Spend some time in quiet reflection and ask yourself the following questions: Who are you now in this very moment? How confident are you? What are your areas of strength? How about areas of weakness? Are there aspects about yourself that you’d like to see change for the better? In the answers to those questions are the keys to your self-confidence. The point of self-discovery is to increase self-confidence and create an accurate picture of your best qualities, as well as areas that you could improve upon. Some people like to “reinvent” themselves somewhat after a relationship ends. Even simple changes can have a profound impact on self-acceptance and self-confidence. Perhaps try updating your wardrobe or finally pursue an interest that you’ve always wanted to know more about. Or, on that note, get in touch with activities that you haven’t done for a while that you once enjoyed. This is your life—enjoy it! Create the life you would like to live given the tools that you have.

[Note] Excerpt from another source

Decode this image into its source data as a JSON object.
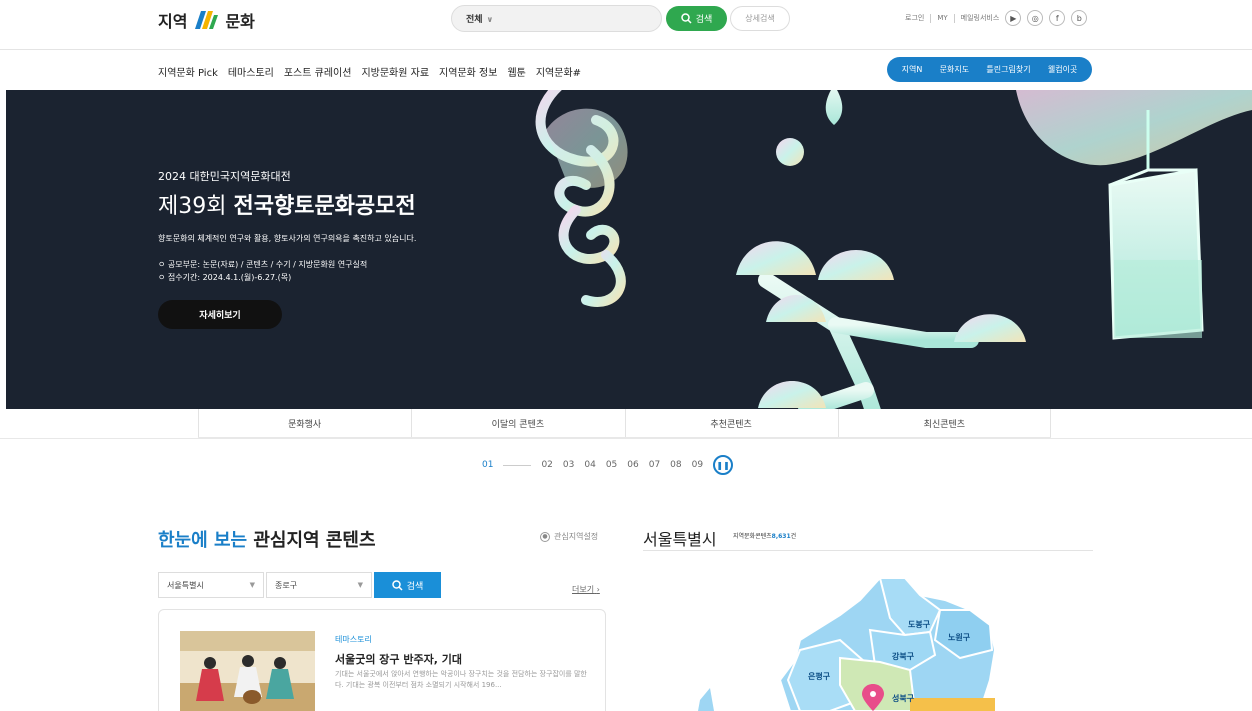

Nervousness can be a tool for success
Now, you mentioned in your letter that you have some nervousness. I want you to know that fear is a normal, adaptive process in our lives. It can drive us to new heights of achievement by amplifying our senses just enough to prod us in to controlled action, such as the nervousness that an athlete or performer experiences at the moments just before doing what they do best—it can keep them on their toes. Or, it can be maladaptive in our lives by keeping us from going after or doing what we suspect would make us very happy in life. Fear of change while being unable to come to terms with parts of our pasts can keep a person with good intentions for success immobilized in his or her life.

In matters of dating and looking for love, it’s perfectly normal to want to avoid suffering rejection or, ultimately, a broken heart, but Josh, I want you to know that a small amount of nervousness when dating again is not only normal, but can help you, just like an athlete, to prod you in to action toward a satisfying outcome. For instance, imagine a scenario in which you’re just about to approach a woman to finally ask her for her phone number or to see if she’d be interested in going out on a date with you. Your nerves are probably heightened, and thoughts might be going through your head such as, “Is now the right time?” or “What if she says no, will it change things for the worst?” At the point that you decide to go for it and approach her, you have decided to take a chance and “see what happens.”

Believe it or not, no matter what the outcome—even if she declines your invitation—you have taken a giant step toward overcoming your fears, so that the next time you find yourself in a similar situation your level of nervousness will be lower because as it’s been said, you’ve “been there, and have done that” before.

Practice brings you closer to your desired outcome It’s not just a cliché: Practice does make perfect! You’ll find that by getting to know many great women, even if they don’t work out, your self-confidence will rise from the interaction of seeing that there is life beyond your past relationship. Whether sending messages through the Internet, talking on the phone or dating in person, try to view each woman you communicate with as an opportunity to not only see which qualities really synch with yours, but also as practice for honing your communication skills with women. (On a side note, you can brush up on your non-verbal communication skills here.)

Josh, all in all you are in a great position to step out in to the new to create a new and exciting life for yourself. The nervousness you are experiencing is perfectly normal, and you are on the right path to self-discovery and meeting quality women. By keeping your fears in perspective by approaching and communicating with women, you will find that each new experience will bring you one step closer to what you’re looking for.

Dr. Neil Clark Warren